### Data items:
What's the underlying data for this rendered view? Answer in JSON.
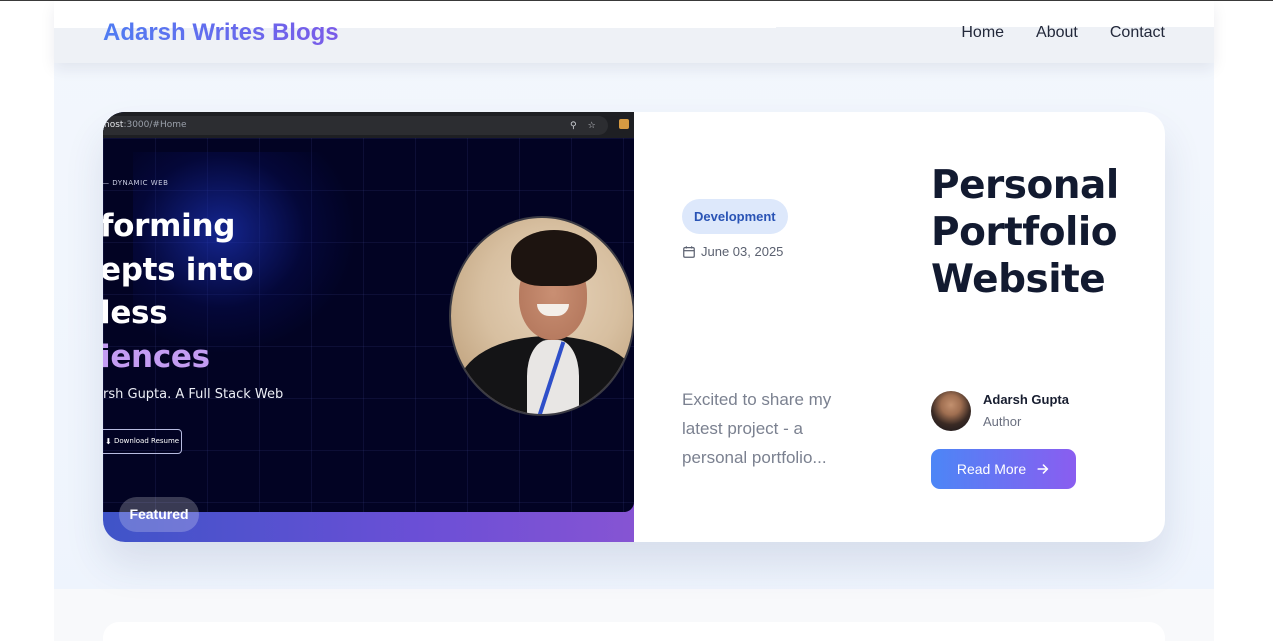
{
  "nav": {
    "brand": "Adarsh Writes Blogs",
    "links": [
      "Home",
      "About",
      "Contact"
    ]
  },
  "post": {
    "category": "Development",
    "date": "June 03, 2025",
    "title": "Personal Portfolio Website",
    "excerpt": "Excited to share my latest project - a personal portfolio...",
    "author_name": "Adarsh Gupta",
    "author_role": "Author",
    "read_more_label": "Read More",
    "badge": "Featured"
  },
  "thumbnail": {
    "url_prefix": "host",
    "url_rest": ":3000/#Home",
    "eyebrow": "— DYNAMIC WEB",
    "hero_lines": [
      "forming",
      "epts into",
      "less",
      "iences"
    ],
    "subtitle": "rsh Gupta. A Full Stack Web",
    "resume_label": "Download Resume"
  },
  "colors": {
    "brand_gradient_start": "#4f7cf2",
    "brand_gradient_end": "#7a5be8",
    "category_bg": "#dde8fb",
    "category_text": "#2953b5",
    "button_gradient_start": "#4c86f6",
    "button_gradient_end": "#8a5df0",
    "title_text": "#121a30"
  },
  "icons": {
    "date": "calendar-icon",
    "read_more": "arrow-right-icon",
    "browser_search": "search-icon",
    "browser_star": "star-icon",
    "resume": "download-icon"
  }
}
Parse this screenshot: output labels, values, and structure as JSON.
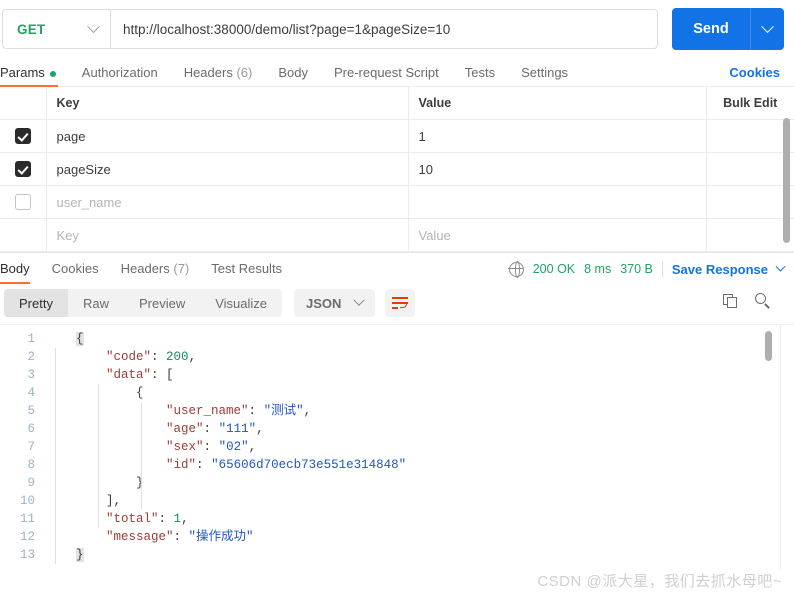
{
  "request": {
    "method": "GET",
    "url": "http://localhost:38000/demo/list?page=1&pageSize=10",
    "send_label": "Send",
    "tabs": [
      {
        "label": "Params",
        "badge": "",
        "active": true,
        "dot": true
      },
      {
        "label": "Authorization",
        "badge": "",
        "active": false,
        "dot": false
      },
      {
        "label": "Headers",
        "badge": "(6)",
        "active": false,
        "dot": false
      },
      {
        "label": "Body",
        "badge": "",
        "active": false,
        "dot": false
      },
      {
        "label": "Pre-request Script",
        "badge": "",
        "active": false,
        "dot": false
      },
      {
        "label": "Tests",
        "badge": "",
        "active": false,
        "dot": false
      },
      {
        "label": "Settings",
        "badge": "",
        "active": false,
        "dot": false
      }
    ],
    "cookies_link": "Cookies"
  },
  "params_table": {
    "headers": {
      "key": "Key",
      "value": "Value",
      "bulk_edit": "Bulk Edit"
    },
    "rows": [
      {
        "checked": true,
        "key": "page",
        "value": "1",
        "placeholder": false
      },
      {
        "checked": true,
        "key": "pageSize",
        "value": "10",
        "placeholder": false
      },
      {
        "checked": false,
        "key": "user_name",
        "value": "",
        "placeholder": true
      },
      {
        "checked": null,
        "key": "Key",
        "value": "Value",
        "placeholder": true
      }
    ]
  },
  "response": {
    "tabs": [
      {
        "label": "Body",
        "badge": "",
        "active": true
      },
      {
        "label": "Cookies",
        "badge": "",
        "active": false
      },
      {
        "label": "Headers",
        "badge": "(7)",
        "active": false
      },
      {
        "label": "Test Results",
        "badge": "",
        "active": false
      }
    ],
    "status": "200 OK",
    "time": "8 ms",
    "size": "370 B",
    "save_response": "Save Response",
    "view_modes": [
      {
        "label": "Pretty",
        "active": true
      },
      {
        "label": "Raw",
        "active": false
      },
      {
        "label": "Preview",
        "active": false
      },
      {
        "label": "Visualize",
        "active": false
      }
    ],
    "format": "JSON",
    "body_lines": [
      {
        "n": "1",
        "indent": 0,
        "tokens": [
          {
            "t": "{",
            "c": "brace-hl"
          }
        ]
      },
      {
        "n": "2",
        "indent": 1,
        "tokens": [
          {
            "t": "\"code\"",
            "c": "k-key"
          },
          {
            "t": ": ",
            "c": "k-pun"
          },
          {
            "t": "200",
            "c": "k-num"
          },
          {
            "t": ",",
            "c": "k-pun"
          }
        ]
      },
      {
        "n": "3",
        "indent": 1,
        "tokens": [
          {
            "t": "\"data\"",
            "c": "k-key"
          },
          {
            "t": ": [",
            "c": "k-pun"
          }
        ]
      },
      {
        "n": "4",
        "indent": 2,
        "tokens": [
          {
            "t": "{",
            "c": "k-pun"
          }
        ]
      },
      {
        "n": "5",
        "indent": 3,
        "tokens": [
          {
            "t": "\"user_name\"",
            "c": "k-key"
          },
          {
            "t": ": ",
            "c": "k-pun"
          },
          {
            "t": "\"测试\"",
            "c": "k-str"
          },
          {
            "t": ",",
            "c": "k-pun"
          }
        ]
      },
      {
        "n": "6",
        "indent": 3,
        "tokens": [
          {
            "t": "\"age\"",
            "c": "k-key"
          },
          {
            "t": ": ",
            "c": "k-pun"
          },
          {
            "t": "\"111\"",
            "c": "k-str"
          },
          {
            "t": ",",
            "c": "k-pun"
          }
        ]
      },
      {
        "n": "7",
        "indent": 3,
        "tokens": [
          {
            "t": "\"sex\"",
            "c": "k-key"
          },
          {
            "t": ": ",
            "c": "k-pun"
          },
          {
            "t": "\"02\"",
            "c": "k-str"
          },
          {
            "t": ",",
            "c": "k-pun"
          }
        ]
      },
      {
        "n": "8",
        "indent": 3,
        "tokens": [
          {
            "t": "\"id\"",
            "c": "k-key"
          },
          {
            "t": ": ",
            "c": "k-pun"
          },
          {
            "t": "\"65606d70ecb73e551e314848\"",
            "c": "k-str"
          }
        ]
      },
      {
        "n": "9",
        "indent": 2,
        "tokens": [
          {
            "t": "}",
            "c": "k-pun"
          }
        ]
      },
      {
        "n": "10",
        "indent": 1,
        "tokens": [
          {
            "t": "],",
            "c": "k-pun"
          }
        ]
      },
      {
        "n": "11",
        "indent": 1,
        "tokens": [
          {
            "t": "\"total\"",
            "c": "k-key"
          },
          {
            "t": ": ",
            "c": "k-pun"
          },
          {
            "t": "1",
            "c": "k-num"
          },
          {
            "t": ",",
            "c": "k-pun"
          }
        ]
      },
      {
        "n": "12",
        "indent": 1,
        "tokens": [
          {
            "t": "\"message\"",
            "c": "k-key"
          },
          {
            "t": ": ",
            "c": "k-pun"
          },
          {
            "t": "\"操作成功\"",
            "c": "k-str"
          }
        ]
      },
      {
        "n": "13",
        "indent": 0,
        "tokens": [
          {
            "t": "}",
            "c": "brace-hl"
          }
        ]
      }
    ]
  },
  "watermark": "CSDN @派大星，我们去抓水母吧~",
  "colors": {
    "accent_orange": "#ff6c37",
    "link_blue": "#1273e6",
    "method_green": "#1fa463",
    "status_green": "#1fa463"
  }
}
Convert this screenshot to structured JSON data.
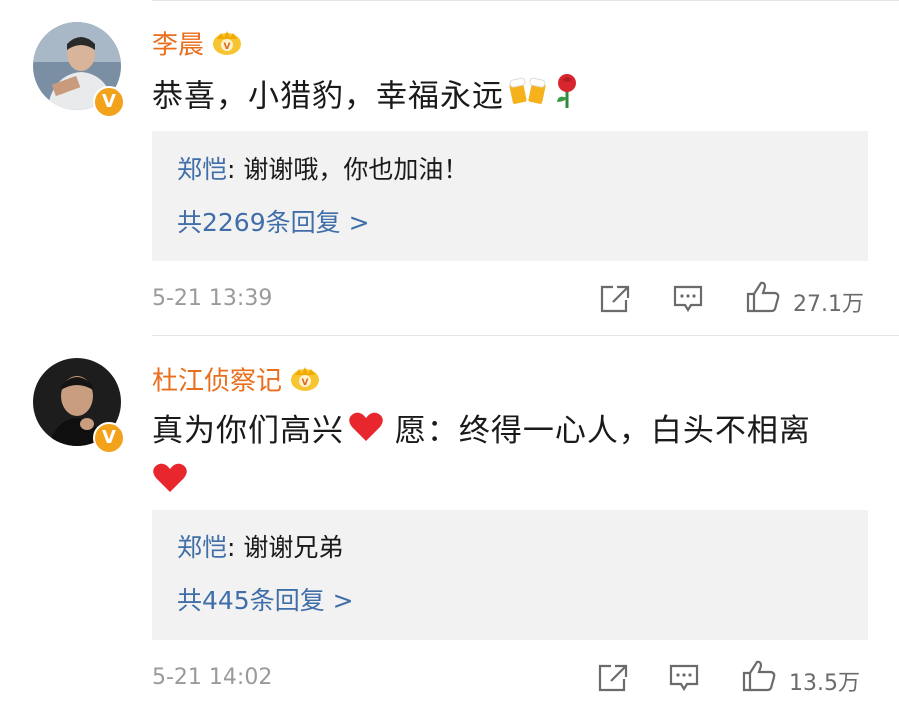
{
  "comments": [
    {
      "username": "李晨",
      "text": "恭喜，小猎豹，幸福永远",
      "emojis": [
        "beer-cheers-icon",
        "rose-icon"
      ],
      "reply": {
        "author": "郑恺",
        "separator": ":",
        "text": " 谢谢哦，你也加油！",
        "count_label": "共2269条回复 >"
      },
      "time": "5-21 13:39",
      "likes": "27.1万"
    },
    {
      "username": "杜江侦察记",
      "text_line1": "真为你们高兴",
      "text_after_heart": " 愿：终得一心人，白头不相离",
      "emojis": [
        "heart-icon",
        "heart-icon"
      ],
      "reply": {
        "author": "郑恺",
        "separator": ":",
        "text": " 谢谢兄弟",
        "count_label": "共445条回复 >"
      },
      "time": "5-21 14:02",
      "likes": "13.5万"
    }
  ],
  "colors": {
    "username": "#e96f1e",
    "reply_author": "#3f6ea8",
    "verified_badge": "#f3a21b",
    "reply_bg": "#f2f2f2",
    "meta": "#9a9a9a"
  }
}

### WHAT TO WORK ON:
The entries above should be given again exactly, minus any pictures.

### ANSWER:
What's the underlying data for this rendered view? Answer in JSON.
{
  "nav": {
    "brand": "Adarsh Writes Blogs",
    "links": [
      "Home",
      "About",
      "Contact"
    ]
  },
  "post": {
    "category": "Development",
    "date": "June 03, 2025",
    "title": "Personal Portfolio Website",
    "excerpt": "Excited to share my latest project - a personal portfolio...",
    "author_name": "Adarsh Gupta",
    "author_role": "Author",
    "read_more_label": "Read More",
    "badge": "Featured"
  },
  "thumbnail": {
    "url_prefix": "host",
    "url_rest": ":3000/#Home",
    "eyebrow": "— DYNAMIC WEB",
    "hero_lines": [
      "forming",
      "epts into",
      "less",
      "iences"
    ],
    "subtitle": "rsh Gupta. A Full Stack Web",
    "resume_label": "Download Resume"
  },
  "colors": {
    "brand_gradient_start": "#4f7cf2",
    "brand_gradient_end": "#7a5be8",
    "category_bg": "#dde8fb",
    "category_text": "#2953b5",
    "button_gradient_start": "#4c86f6",
    "button_gradient_end": "#8a5df0",
    "title_text": "#121a30"
  },
  "icons": {
    "date": "calendar-icon",
    "read_more": "arrow-right-icon",
    "browser_search": "search-icon",
    "browser_star": "star-icon",
    "resume": "download-icon"
  }
}
Parse this screenshot: output labels, values, and structure as JSON.
{
  "request": {
    "method": "GET",
    "url": "http://localhost:38000/demo/list?page=1&pageSize=10",
    "send_label": "Send",
    "tabs": [
      {
        "label": "Params",
        "badge": "",
        "active": true,
        "dot": true
      },
      {
        "label": "Authorization",
        "badge": "",
        "active": false,
        "dot": false
      },
      {
        "label": "Headers",
        "badge": "(6)",
        "active": false,
        "dot": false
      },
      {
        "label": "Body",
        "badge": "",
        "active": false,
        "dot": false
      },
      {
        "label": "Pre-request Script",
        "badge": "",
        "active": false,
        "dot": false
      },
      {
        "label": "Tests",
        "badge": "",
        "active": false,
        "dot": false
      },
      {
        "label": "Settings",
        "badge": "",
        "active": false,
        "dot": false
      }
    ],
    "cookies_link": "Cookies"
  },
  "params_table": {
    "headers": {
      "key": "Key",
      "value": "Value",
      "bulk_edit": "Bulk Edit"
    },
    "rows": [
      {
        "checked": true,
        "key": "page",
        "value": "1",
        "placeholder": false
      },
      {
        "checked": true,
        "key": "pageSize",
        "value": "10",
        "placeholder": false
      },
      {
        "checked": false,
        "key": "user_name",
        "value": "",
        "placeholder": true
      },
      {
        "checked": null,
        "key": "Key",
        "value": "Value",
        "placeholder": true
      }
    ]
  },
  "response": {
    "tabs": [
      {
        "label": "Body",
        "badge": "",
        "active": true
      },
      {
        "label": "Cookies",
        "badge": "",
        "active": false
      },
      {
        "label": "Headers",
        "badge": "(7)",
        "active": false
      },
      {
        "label": "Test Results",
        "badge": "",
        "active": false
      }
    ],
    "status": "200 OK",
    "time": "8 ms",
    "size": "370 B",
    "save_response": "Save Response",
    "view_modes": [
      {
        "label": "Pretty",
        "active": true
      },
      {
        "label": "Raw",
        "active": false
      },
      {
        "label": "Preview",
        "active": false
      },
      {
        "label": "Visualize",
        "active": false
      }
    ],
    "format": "JSON",
    "body_lines": [
      {
        "n": "1",
        "indent": 0,
        "tokens": [
          {
            "t": "{",
            "c": "brace-hl"
          }
        ]
      },
      {
        "n": "2",
        "indent": 1,
        "tokens": [
          {
            "t": "\"code\"",
            "c": "k-key"
          },
          {
            "t": ": ",
            "c": "k-pun"
          },
          {
            "t": "200",
            "c": "k-num"
          },
          {
            "t": ",",
            "c": "k-pun"
          }
        ]
      },
      {
        "n": "3",
        "indent": 1,
        "tokens": [
          {
            "t": "\"data\"",
            "c": "k-key"
          },
          {
            "t": ": [",
            "c": "k-pun"
          }
        ]
      },
      {
        "n": "4",
        "indent": 2,
        "tokens": [
          {
            "t": "{",
            "c": "k-pun"
          }
        ]
      },
      {
        "n": "5",
        "indent": 3,
        "tokens": [
          {
            "t": "\"user_name\"",
            "c": "k-key"
          },
          {
            "t": ": ",
            "c": "k-pun"
          },
          {
            "t": "\"测试\"",
            "c": "k-str"
          },
          {
            "t": ",",
            "c": "k-pun"
          }
        ]
      },
      {
        "n": "6",
        "indent": 3,
        "tokens": [
          {
            "t": "\"age\"",
            "c": "k-key"
          },
          {
            "t": ": ",
            "c": "k-pun"
          },
          {
            "t": "\"111\"",
            "c": "k-str"
          },
          {
            "t": ",",
            "c": "k-pun"
          }
        ]
      },
      {
        "n": "7",
        "indent": 3,
        "tokens": [
          {
            "t": "\"sex\"",
            "c": "k-key"
          },
          {
            "t": ": ",
            "c": "k-pun"
          },
          {
            "t": "\"02\"",
            "c": "k-str"
          },
          {
            "t": ",",
            "c": "k-pun"
          }
        ]
      },
      {
        "n": "8",
        "indent": 3,
        "tokens": [
          {
            "t": "\"id\"",
            "c": "k-key"
          },
          {
            "t": ": ",
            "c": "k-pun"
          },
          {
            "t": "\"65606d70ecb73e551e314848\"",
            "c": "k-str"
          }
        ]
      },
      {
        "n": "9",
        "indent": 2,
        "tokens": [
          {
            "t": "}",
            "c": "k-pun"
          }
        ]
      },
      {
        "n": "10",
        "indent": 1,
        "tokens": [
          {
            "t": "],",
            "c": "k-pun"
          }
        ]
      },
      {
        "n": "11",
        "indent": 1,
        "tokens": [
          {
            "t": "\"total\"",
            "c": "k-key"
          },
          {
            "t": ": ",
            "c": "k-pun"
          },
          {
            "t": "1",
            "c": "k-num"
          },
          {
            "t": ",",
            "c": "k-pun"
          }
        ]
      },
      {
        "n": "12",
        "indent": 1,
        "tokens": [
          {
            "t": "\"message\"",
            "c": "k-key"
          },
          {
            "t": ": ",
            "c": "k-pun"
          },
          {
            "t": "\"操作成功\"",
            "c": "k-str"
          }
        ]
      },
      {
        "n": "13",
        "indent": 0,
        "tokens": [
          {
            "t": "}",
            "c": "brace-hl"
          }
        ]
      }
    ]
  },
  "watermark": "CSDN @派大星，我们去抓水母吧~",
  "colors": {
    "accent_orange": "#ff6c37",
    "link_blue": "#1273e6",
    "method_green": "#1fa463",
    "status_green": "#1fa463"
  }
}
Convert this screenshot to structured JSON data.
{
  "comments": [
    {
      "username": "李晨",
      "text": "恭喜，小猎豹，幸福永远",
      "emojis": [
        "beer-cheers-icon",
        "rose-icon"
      ],
      "reply": {
        "author": "郑恺",
        "separator": ":",
        "text": " 谢谢哦，你也加油！",
        "count_label": "共2269条回复 >"
      },
      "time": "5-21 13:39",
      "likes": "27.1万"
    },
    {
      "username": "杜江侦察记",
      "text_line1": "真为你们高兴",
      "text_after_heart": " 愿：终得一心人，白头不相离",
      "emojis": [
        "heart-icon",
        "heart-icon"
      ],
      "reply": {
        "author": "郑恺",
        "separator": ":",
        "text": " 谢谢兄弟",
        "count_label": "共445条回复 >"
      },
      "time": "5-21 14:02",
      "likes": "13.5万"
    }
  ],
  "colors": {
    "username": "#e96f1e",
    "reply_author": "#3f6ea8",
    "verified_badge": "#f3a21b",
    "reply_bg": "#f2f2f2",
    "meta": "#9a9a9a"
  }
}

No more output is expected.